I’d say this is a 3.5 star book that I’m rounding up! I really enjoyed the whole conceit, but similar to how I think people viewed the Seinfeld finale, the final step of said conceit veered a bit off for my enjoyment.
This is a very meta book, where our main character (Asian Man) is both a person and a background character in a by-the-numbers police procedural, whose filming itself veers between scripted TV and improved real life(?). It’s satire and yet very grounded in real life, with a ring of truth throughout the entire story. Feels very fourth wall breaking and aimless and yet there’s a plot throughout, broken up into acts named for various parts of Willis Wu’s life.

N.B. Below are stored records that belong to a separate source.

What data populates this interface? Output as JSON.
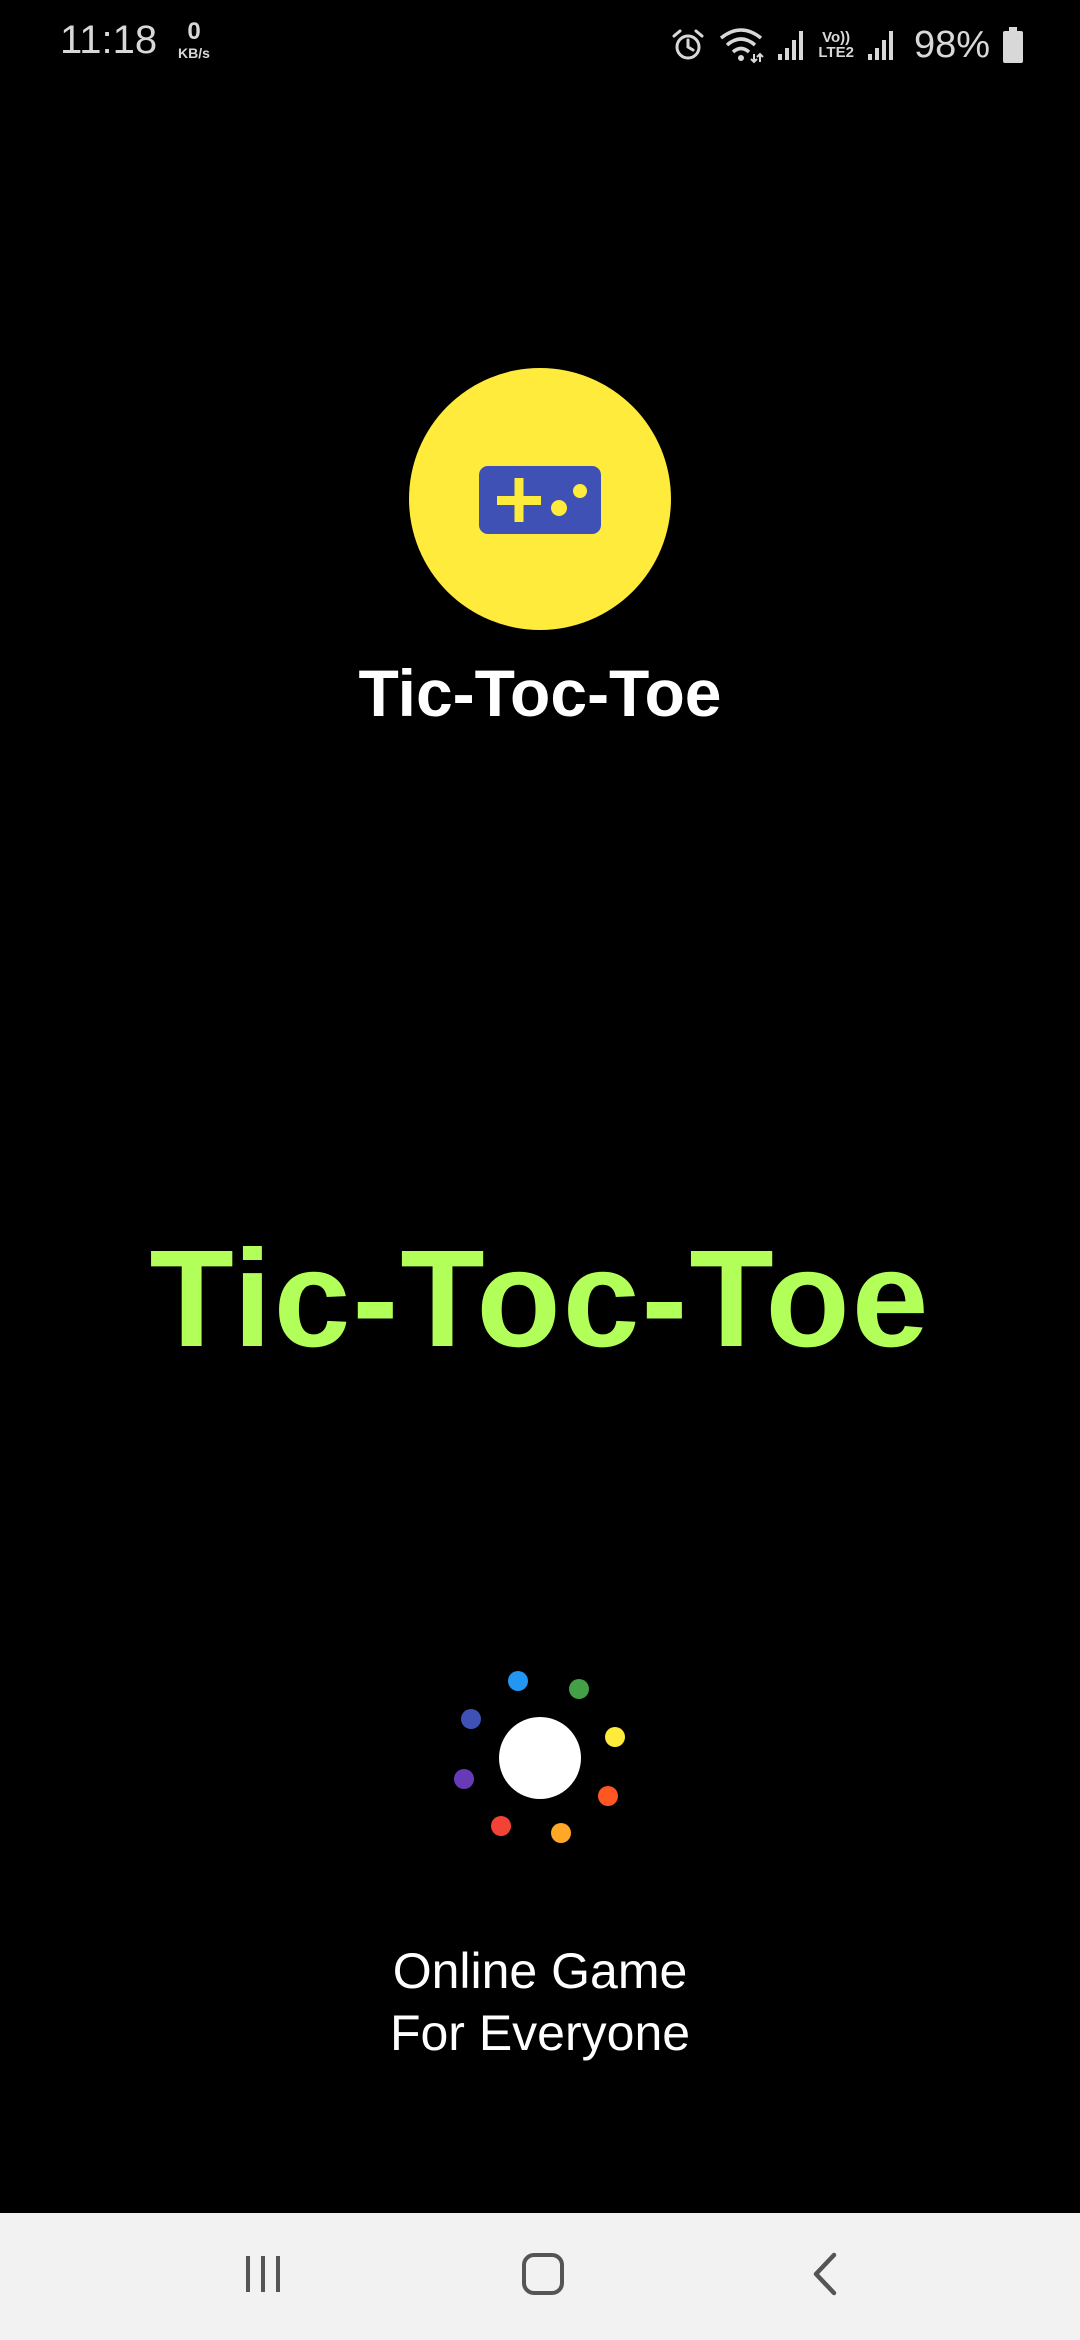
{
  "status_bar": {
    "time": "11:18",
    "net_speed_value": "0",
    "net_speed_unit": "KB/s",
    "volte_line1": "Vo))",
    "volte_line2": "LTE2",
    "battery_percent": "98%",
    "icons": [
      "alarm-icon",
      "wifi-icon",
      "signal-icon",
      "signal-icon",
      "battery-icon"
    ]
  },
  "logo": {
    "icon": "gamepad-icon",
    "circle_color": "#ffeb3b",
    "icon_color": "#3f51b5",
    "title": "Tic-Toc-Toe"
  },
  "splash": {
    "title": "Tic-Toc-Toe",
    "title_color": "#b2ff59",
    "tagline_line1": "Online Game",
    "tagline_line2": "For Everyone"
  },
  "loader": {
    "dot_colors": [
      "#2196f3",
      "#43a047",
      "#ffeb3b",
      "#ff5722",
      "#ffa726",
      "#f44336",
      "#673ab7",
      "#3f51b5"
    ]
  },
  "nav_bar": {
    "buttons": [
      "recents-icon",
      "home-icon",
      "back-icon"
    ]
  }
}
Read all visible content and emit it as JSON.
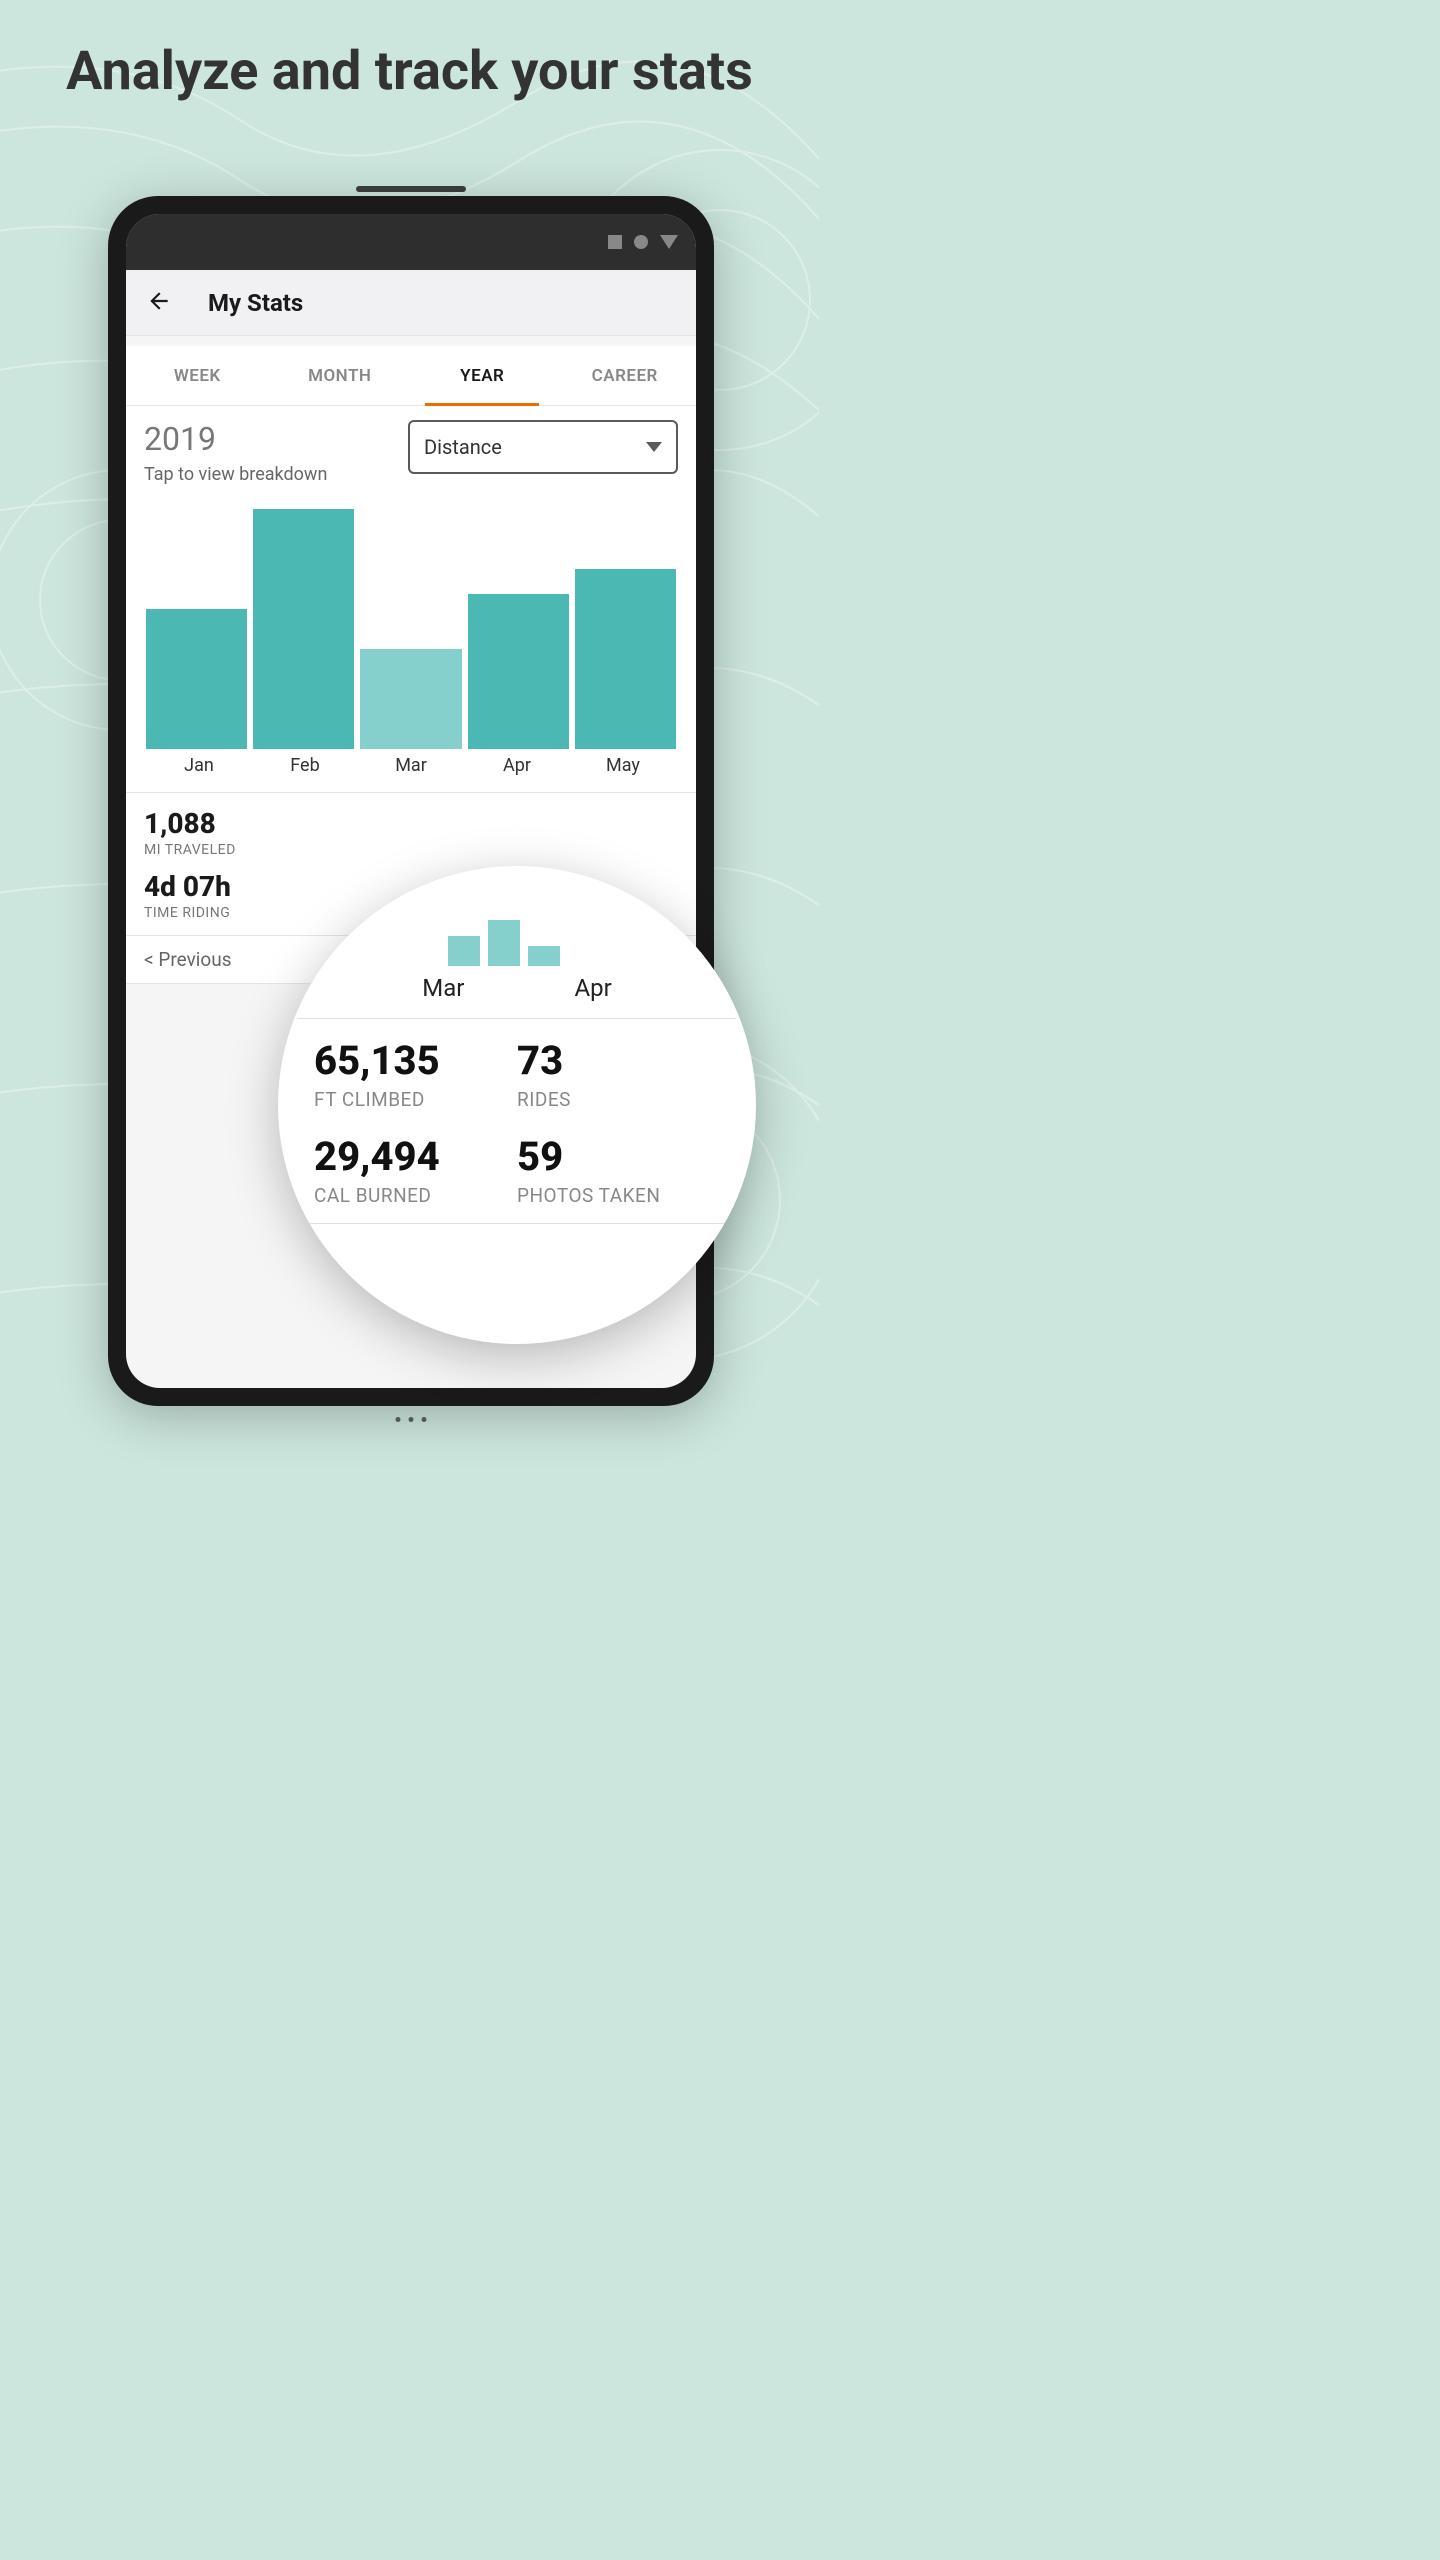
{
  "promo_title": "Analyze and track your stats",
  "appbar": {
    "title": "My Stats"
  },
  "tabs": {
    "items": [
      {
        "label": "WEEK"
      },
      {
        "label": "MONTH"
      },
      {
        "label": "YEAR"
      },
      {
        "label": "CAREER"
      }
    ],
    "active_index": 2
  },
  "year": {
    "value": "2019",
    "subtitle": "Tap to view breakdown"
  },
  "dropdown": {
    "selected": "Distance"
  },
  "chart_data": {
    "type": "bar",
    "categories": [
      "Jan",
      "Feb",
      "Mar",
      "Apr",
      "May"
    ],
    "values": [
      140,
      240,
      100,
      155,
      180
    ],
    "title": "",
    "xlabel": "",
    "ylabel": "",
    "ylim": [
      0,
      250
    ]
  },
  "stats": {
    "mi_traveled": {
      "value": "1,088",
      "label": "MI TRAVELED"
    },
    "time_riding": {
      "value": "4d 07h",
      "label": "TIME RIDING"
    }
  },
  "prev_link": "< Previous",
  "magnifier": {
    "bar_labels": [
      "Mar",
      "Apr"
    ],
    "ft_climbed": {
      "value": "65,135",
      "label": "FT CLIMBED"
    },
    "rides": {
      "value": "73",
      "label": "RIDES"
    },
    "cal_burned": {
      "value": "29,494",
      "label": "CAL BURNED"
    },
    "photos_taken": {
      "value": "59",
      "label": "PHOTOS TAKEN"
    }
  }
}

I wonder sometimes if the people reading these novels are actually being educated when it comes to things like systemic anti-Asian (specifically Chinese) racism. As in, if you’re going to pick up a book called Interior Chinatown after reading the blurb, is it going to surprise you to learn that the US passed a law called the Chinese Exclusion Act and that legal immigration from Asia was suspended for the majority of the 1900s? Maybe I just happen to know about these things because I am, myself, the beneficiary of liberalized policies towards immigrants of Asian descent.
That aside, I in particular enjoyed the elucidation of “otherness” through the lens of being a background character in film/TV productions. The Tragic Backstory of his father, both infuriating and heartbreaking and pointedly cliche–after all, what is a wise Asian Sifu without a tragic backstory? Preferably one involving Triads. The evolution of his mother from whistled-at Asian Pretty Girl to Older Asian Woman (But Still Pretty). Willis’ own experiences follow the tired path: Asian Man 3, Asian Man 2, Asian Man 1, Speaking Role, Guest Star!…Tragic Death (wait for some time, then you can come back).